El Mhandi L, Bethoux F. Isokinetic testing in patients with neuromuscular diseases: a focused review. Am J Phys Med Rehabil. 2013;92(2):163–178; doi: 10.1097/ PHM.0b013e31826ed94c.
Bergkvist C, Svensson M, Eriksrud O. Accuracy and Repeatability of Force, Position and Speed Measurement of 1080 Quantum and 1080 Sprint. 1080 Motion AB: Stockholm; 2015.
Barbado D, Lopez-Valenciano A, Juan-Recio C, Montero- Carretero C, van Dieën JH, Vera-Garcia FJ. Trunk stability, trunk strength and sport performance level in judo. PLoS One. 2016;11(9):e0162962; doi: 10.1371/ journal.pone.0156267.

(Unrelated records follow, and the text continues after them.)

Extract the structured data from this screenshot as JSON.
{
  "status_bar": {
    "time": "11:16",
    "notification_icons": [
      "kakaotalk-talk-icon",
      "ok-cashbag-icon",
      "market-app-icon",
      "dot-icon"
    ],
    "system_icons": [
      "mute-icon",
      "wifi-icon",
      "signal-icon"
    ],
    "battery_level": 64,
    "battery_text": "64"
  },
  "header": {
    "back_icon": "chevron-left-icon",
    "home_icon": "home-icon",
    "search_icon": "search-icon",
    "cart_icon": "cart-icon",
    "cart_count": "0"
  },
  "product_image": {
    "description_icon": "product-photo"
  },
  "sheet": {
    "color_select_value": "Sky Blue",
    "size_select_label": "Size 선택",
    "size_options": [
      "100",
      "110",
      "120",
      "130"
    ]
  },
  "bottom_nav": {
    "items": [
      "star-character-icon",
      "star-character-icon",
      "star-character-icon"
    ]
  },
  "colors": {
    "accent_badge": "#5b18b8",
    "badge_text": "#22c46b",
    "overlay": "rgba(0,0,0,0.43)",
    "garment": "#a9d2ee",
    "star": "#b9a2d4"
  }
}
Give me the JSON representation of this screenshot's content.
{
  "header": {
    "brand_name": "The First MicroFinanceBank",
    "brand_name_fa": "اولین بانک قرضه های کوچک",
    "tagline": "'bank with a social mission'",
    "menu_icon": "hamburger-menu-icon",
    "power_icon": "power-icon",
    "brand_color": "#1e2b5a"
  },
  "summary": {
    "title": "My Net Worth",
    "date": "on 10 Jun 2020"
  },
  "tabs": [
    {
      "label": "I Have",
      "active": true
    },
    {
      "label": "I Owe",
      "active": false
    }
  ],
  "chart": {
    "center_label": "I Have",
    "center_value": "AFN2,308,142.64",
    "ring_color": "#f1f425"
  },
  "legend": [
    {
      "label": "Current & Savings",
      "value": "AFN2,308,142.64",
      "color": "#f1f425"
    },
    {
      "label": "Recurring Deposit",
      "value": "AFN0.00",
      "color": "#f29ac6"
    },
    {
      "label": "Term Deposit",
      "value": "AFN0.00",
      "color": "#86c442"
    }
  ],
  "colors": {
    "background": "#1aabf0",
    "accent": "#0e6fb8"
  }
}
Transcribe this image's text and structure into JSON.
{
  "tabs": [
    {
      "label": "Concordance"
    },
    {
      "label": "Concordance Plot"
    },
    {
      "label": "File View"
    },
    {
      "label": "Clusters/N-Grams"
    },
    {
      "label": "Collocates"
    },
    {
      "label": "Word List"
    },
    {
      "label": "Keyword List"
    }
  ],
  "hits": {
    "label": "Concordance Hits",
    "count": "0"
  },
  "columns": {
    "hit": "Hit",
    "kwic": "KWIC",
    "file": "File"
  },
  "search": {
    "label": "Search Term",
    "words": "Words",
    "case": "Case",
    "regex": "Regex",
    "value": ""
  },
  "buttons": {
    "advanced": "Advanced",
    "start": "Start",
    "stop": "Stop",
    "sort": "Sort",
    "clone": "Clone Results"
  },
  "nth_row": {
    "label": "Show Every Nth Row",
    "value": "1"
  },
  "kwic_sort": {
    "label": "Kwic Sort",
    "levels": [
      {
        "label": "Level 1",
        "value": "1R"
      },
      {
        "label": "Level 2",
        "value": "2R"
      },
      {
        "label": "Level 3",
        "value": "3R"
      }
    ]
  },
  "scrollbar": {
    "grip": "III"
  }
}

Hoang PD, Cameron MH, Gandevia SC, Lord SR. Neuropsychological, balance, and mobility risk factors for falls in people with multiple sclerosis: a prospective cohort study. Arch Phys Med Rehabil. 2014;95(3):480– 486; doi: 10.1016/j.apmr.2013.09.017.
Fritz S, Lusardi M. White paper: “walking speed: the sixth vital sign”. J Geriatr Phys Ther. 2009;32(2):46–49.
Sosnoff JJ, Weikert M, Dlugonski D, Smith DC, Motl RW. Quantifying gait impairment in multiple sclerosis using GAITRite™ technology. Gait Posture. 2011;34(1): 145–147; doi: 10.1016/j.gaitpost.2011.03.020.
Nilsagĺrd YE, von Koch LK, Nilsson M, Forsberg AS. Balance exercise program reduced falls in people with multiple sclerosis: a single-group, pretest-posttest trial. Arch Phys Med Rehabil. 2014;95(12):2428–2434; doi: 10.1016/j.apmr.2014.06.016.
Journals System - logo
Scroll to top